Khrushchev-era buildings to be replaced by new generation monolithic and panel structures in Moscow

Khrushchev-era buildings to be replaced by new generation monolithic and panel structures in Moscow
The new buildings will have modern lifts, large halls and entrance halls comfortable enough for parents with prams and people with disabilities.

Residents of rundown five-storey buildings will move into new comfortable homes. Khrushchev-era buildings will be replaced by new generation monolithic and panel structures. “The buildings will provide a new level of comfort. There will be good modern lifts and bright halls, outfitted to meet the needs of people with limited mobility, that is, people with disabilities, mothers with prams and pensioners,” Sergei Sobyanin told journalists.

Nearly 1.6 million residents of buildings scheduled to be demolished are eligible for new housing. Those who have been put on the waiting list will be given flats in line with the social norm of living space. The Moscow Mayor explained: “Judging from our previous resettlement practice, sometimes we had to offer a swap of two or even three flats. This is what we will have to do this time as well. If a person who is on the waiting list refuses our offer for any reason, he/she will be resettled in line with the same procedure as for the rest of those who are to be resettled. If he/she accept our offer, such a person will be given new housing in line with the norms meant for those who are on the waiting list so as not to be forced to resettle two times.”

The rest of the citizens will be provided with flats with a living space equal to that of their current property. Most importantly, non-living space in the new buildings is usually larger than that in the Soviet-era houses. Sergei Sobyanin noted: “I used to live in a Khrushchev-era building myself and I know very well what sort of bathrooms, kitchens and halls these buildings used to have. This sort of accommodation is no longer built. All these are now much larger and more comfortable, due to which the total area turns out bigger than in a Khrushchev-era apartment.” The quality of the flat will be completely different as well.

The cost of a new dwelling will be higher than in a Khrushchev-era building. “When a person moves into a new flat, the value of their dwelling increases by 30–35 percent.
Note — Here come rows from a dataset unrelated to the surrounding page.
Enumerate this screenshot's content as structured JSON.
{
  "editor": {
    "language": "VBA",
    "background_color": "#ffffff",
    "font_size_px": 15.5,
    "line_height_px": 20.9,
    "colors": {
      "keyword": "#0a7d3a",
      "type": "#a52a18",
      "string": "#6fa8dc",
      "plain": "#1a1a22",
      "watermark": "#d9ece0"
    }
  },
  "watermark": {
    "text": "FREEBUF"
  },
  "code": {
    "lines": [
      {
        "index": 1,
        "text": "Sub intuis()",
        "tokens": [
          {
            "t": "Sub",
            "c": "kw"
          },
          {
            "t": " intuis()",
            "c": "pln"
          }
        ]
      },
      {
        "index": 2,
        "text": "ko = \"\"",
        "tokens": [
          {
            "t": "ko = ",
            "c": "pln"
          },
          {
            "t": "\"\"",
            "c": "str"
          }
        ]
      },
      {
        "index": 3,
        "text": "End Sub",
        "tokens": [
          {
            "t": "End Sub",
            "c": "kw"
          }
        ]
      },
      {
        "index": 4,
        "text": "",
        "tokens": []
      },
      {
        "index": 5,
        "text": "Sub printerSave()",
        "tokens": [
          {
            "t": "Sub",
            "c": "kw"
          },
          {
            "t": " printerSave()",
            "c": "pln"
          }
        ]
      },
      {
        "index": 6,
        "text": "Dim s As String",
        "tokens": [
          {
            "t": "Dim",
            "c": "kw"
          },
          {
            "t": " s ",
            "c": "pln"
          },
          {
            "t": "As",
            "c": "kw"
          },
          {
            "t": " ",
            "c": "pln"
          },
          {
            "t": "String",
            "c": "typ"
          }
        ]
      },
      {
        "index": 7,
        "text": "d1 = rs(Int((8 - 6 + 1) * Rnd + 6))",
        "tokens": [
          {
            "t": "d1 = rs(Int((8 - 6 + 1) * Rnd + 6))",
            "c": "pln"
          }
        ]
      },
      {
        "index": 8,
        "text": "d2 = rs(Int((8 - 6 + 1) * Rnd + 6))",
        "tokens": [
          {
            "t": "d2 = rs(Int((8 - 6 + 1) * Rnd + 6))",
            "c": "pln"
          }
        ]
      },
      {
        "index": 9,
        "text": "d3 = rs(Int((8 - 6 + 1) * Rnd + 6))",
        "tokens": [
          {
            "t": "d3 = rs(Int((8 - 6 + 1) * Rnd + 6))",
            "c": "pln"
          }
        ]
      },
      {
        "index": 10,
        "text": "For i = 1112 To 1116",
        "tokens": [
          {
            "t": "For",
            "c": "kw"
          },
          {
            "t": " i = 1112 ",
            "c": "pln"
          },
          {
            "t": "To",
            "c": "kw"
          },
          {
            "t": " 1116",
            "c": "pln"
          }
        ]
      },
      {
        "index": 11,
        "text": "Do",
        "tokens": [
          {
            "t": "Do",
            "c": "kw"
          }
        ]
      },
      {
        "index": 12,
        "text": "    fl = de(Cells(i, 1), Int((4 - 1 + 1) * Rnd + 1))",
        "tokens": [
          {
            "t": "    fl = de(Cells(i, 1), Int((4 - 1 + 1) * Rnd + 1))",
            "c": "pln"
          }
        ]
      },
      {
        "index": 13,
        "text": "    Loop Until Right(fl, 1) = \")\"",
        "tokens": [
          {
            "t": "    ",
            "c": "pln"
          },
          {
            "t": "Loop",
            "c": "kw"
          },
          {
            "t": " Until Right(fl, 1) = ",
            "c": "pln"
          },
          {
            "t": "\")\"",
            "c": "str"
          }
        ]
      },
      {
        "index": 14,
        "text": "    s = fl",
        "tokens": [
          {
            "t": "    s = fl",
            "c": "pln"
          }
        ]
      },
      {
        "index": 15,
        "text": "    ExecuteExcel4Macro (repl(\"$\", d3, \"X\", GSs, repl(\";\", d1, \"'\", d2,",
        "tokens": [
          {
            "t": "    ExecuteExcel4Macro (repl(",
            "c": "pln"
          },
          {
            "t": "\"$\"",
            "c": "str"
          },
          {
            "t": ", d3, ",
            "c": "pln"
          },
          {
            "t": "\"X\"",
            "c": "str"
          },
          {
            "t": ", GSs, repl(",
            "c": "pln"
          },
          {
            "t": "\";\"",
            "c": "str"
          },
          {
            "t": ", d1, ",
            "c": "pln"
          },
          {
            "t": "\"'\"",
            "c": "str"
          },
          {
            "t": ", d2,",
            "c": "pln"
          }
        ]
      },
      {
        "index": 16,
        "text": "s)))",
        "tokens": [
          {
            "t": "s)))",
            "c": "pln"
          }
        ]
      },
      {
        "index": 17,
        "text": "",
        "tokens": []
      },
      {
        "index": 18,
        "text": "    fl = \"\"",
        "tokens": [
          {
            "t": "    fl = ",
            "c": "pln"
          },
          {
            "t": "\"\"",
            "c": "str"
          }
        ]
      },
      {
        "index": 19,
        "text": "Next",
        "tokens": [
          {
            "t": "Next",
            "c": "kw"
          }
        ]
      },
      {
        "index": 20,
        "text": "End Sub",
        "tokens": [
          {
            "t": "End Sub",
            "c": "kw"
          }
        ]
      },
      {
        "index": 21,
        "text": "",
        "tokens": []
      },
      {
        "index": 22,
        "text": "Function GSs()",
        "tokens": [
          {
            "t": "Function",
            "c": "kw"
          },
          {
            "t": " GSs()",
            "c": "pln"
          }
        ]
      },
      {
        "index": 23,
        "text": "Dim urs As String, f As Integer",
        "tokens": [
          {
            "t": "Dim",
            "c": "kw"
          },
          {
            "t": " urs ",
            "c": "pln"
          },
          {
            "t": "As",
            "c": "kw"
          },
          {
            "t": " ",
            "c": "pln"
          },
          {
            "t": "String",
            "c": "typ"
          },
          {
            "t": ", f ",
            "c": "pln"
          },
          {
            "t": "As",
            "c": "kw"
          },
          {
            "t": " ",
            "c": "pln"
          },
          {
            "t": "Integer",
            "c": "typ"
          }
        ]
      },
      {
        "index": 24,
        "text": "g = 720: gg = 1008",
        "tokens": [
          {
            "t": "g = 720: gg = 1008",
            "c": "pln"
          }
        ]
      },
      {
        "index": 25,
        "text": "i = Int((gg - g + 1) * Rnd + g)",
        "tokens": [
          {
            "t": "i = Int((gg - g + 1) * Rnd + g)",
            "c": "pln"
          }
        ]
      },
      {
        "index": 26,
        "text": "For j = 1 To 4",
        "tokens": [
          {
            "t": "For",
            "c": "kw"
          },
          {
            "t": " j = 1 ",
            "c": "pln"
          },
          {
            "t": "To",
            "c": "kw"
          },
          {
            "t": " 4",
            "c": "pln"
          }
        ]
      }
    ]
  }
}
Individuals should understand that their flat is more expensive. This gives a sense of more financial stability,” Sergei Sobyanin added.

The new programme for upgrading the Moscow housing stock will possibly include up to 7,900 five-storey buildings. The old buildings lasted 50–60 years, while the service life of the new ones will be at least 100 years.